During the year-long operation, “133 people were arrested or investigated for extracting water through more than 1,533 illegal infrastructure devices”, the police’s environmental unit said in a statement.

A similar operation in 2019 had targeted 107 people.

Spain is one of the European countries most at risk from the impact of drought caused by global warming, scientists say.

Water usage issues are often at the heart of heated political debates in Spain where intensive agriculture plays an important role in the economy.

Police said most of their operations took place “in fragile and vulnerable areas such as the Doñana natural park” in the southern Andalusia region, one of Europe’s largest wetlands and a Unesco World Heritage bird sanctuary.

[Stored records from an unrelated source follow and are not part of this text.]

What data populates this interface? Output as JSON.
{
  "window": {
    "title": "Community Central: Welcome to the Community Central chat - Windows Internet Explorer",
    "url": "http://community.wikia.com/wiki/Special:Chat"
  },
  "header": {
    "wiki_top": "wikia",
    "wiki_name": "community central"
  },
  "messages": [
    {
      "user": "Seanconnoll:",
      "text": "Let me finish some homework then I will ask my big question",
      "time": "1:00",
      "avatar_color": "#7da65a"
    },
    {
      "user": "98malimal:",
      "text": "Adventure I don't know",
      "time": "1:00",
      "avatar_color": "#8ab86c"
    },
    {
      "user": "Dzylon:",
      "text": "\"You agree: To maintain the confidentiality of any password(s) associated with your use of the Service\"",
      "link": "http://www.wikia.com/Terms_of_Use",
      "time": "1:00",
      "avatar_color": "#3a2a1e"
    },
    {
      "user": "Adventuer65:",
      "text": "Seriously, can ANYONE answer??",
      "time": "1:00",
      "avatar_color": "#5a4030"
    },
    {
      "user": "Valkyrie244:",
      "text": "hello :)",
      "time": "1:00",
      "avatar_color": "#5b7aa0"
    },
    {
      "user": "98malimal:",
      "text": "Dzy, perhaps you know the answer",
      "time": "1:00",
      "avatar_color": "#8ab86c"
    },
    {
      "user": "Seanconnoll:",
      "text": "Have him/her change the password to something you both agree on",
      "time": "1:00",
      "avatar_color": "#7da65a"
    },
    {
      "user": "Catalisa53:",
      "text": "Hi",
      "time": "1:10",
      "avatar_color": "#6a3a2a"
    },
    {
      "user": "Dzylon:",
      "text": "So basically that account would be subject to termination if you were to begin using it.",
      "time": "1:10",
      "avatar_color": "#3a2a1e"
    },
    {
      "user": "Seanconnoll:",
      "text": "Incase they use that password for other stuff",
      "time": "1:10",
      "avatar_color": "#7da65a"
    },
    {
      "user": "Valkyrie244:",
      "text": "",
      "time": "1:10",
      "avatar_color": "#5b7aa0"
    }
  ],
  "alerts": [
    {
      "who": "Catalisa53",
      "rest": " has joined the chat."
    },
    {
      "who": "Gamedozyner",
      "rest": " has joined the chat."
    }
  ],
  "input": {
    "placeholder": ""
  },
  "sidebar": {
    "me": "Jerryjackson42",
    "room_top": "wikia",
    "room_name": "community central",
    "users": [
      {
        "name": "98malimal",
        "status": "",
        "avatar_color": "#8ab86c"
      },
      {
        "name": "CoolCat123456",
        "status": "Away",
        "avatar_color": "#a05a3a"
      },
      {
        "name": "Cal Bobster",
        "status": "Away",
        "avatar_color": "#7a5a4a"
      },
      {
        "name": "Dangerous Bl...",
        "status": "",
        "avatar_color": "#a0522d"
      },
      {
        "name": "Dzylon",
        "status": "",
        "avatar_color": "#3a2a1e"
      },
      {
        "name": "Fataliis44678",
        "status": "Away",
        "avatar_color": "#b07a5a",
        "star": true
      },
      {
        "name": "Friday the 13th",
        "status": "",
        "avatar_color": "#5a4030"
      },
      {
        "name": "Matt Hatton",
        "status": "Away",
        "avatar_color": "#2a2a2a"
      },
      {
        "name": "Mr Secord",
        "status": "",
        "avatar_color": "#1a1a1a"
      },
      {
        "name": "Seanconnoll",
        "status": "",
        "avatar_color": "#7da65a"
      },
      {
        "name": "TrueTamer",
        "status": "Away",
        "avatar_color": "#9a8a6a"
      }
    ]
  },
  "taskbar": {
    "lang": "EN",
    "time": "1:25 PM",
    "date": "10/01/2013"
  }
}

They were also operating in “in the basins of Spain’s main rivers”.

In Doñana, police targeted 14 people and 12 companies for the illegal tapping of water for irrigation, a police spokesman said.

Ecologists regularly raise the alarm about the drying up of marshes and lagoons in the area, pointing the finger at nearby plantations, notably growing strawberries, which are irrigated by illegally-dug wells.

“The overexploitation of certain aquifers for many reasons, mainly economic, constitutes a serious threat to our environment,” the Guardia Civil said.

The European Court of Justice rapped Spain over the knuckles in June for its inaction in the face of illegal water extraction in Donana which covers more than 100,000 hectares (250,000 acres) and is home to more than 4,000 species, including the critically endangered Iberian lynx.

According to the government’s last official estimate, which dates back to 2006, there were more than half a million illegal wells in use.

But in a 2018 study, Greenpeace estimated there were twice as many, calculating that the quantity of stolen water was equivalent to that used by 118 million people — two-and-a-half times the population of Spain.

Spanish NGO SEO/Birdlife also on Wednesday raised the alarm about the “worrying” state of Spain’s wetlands.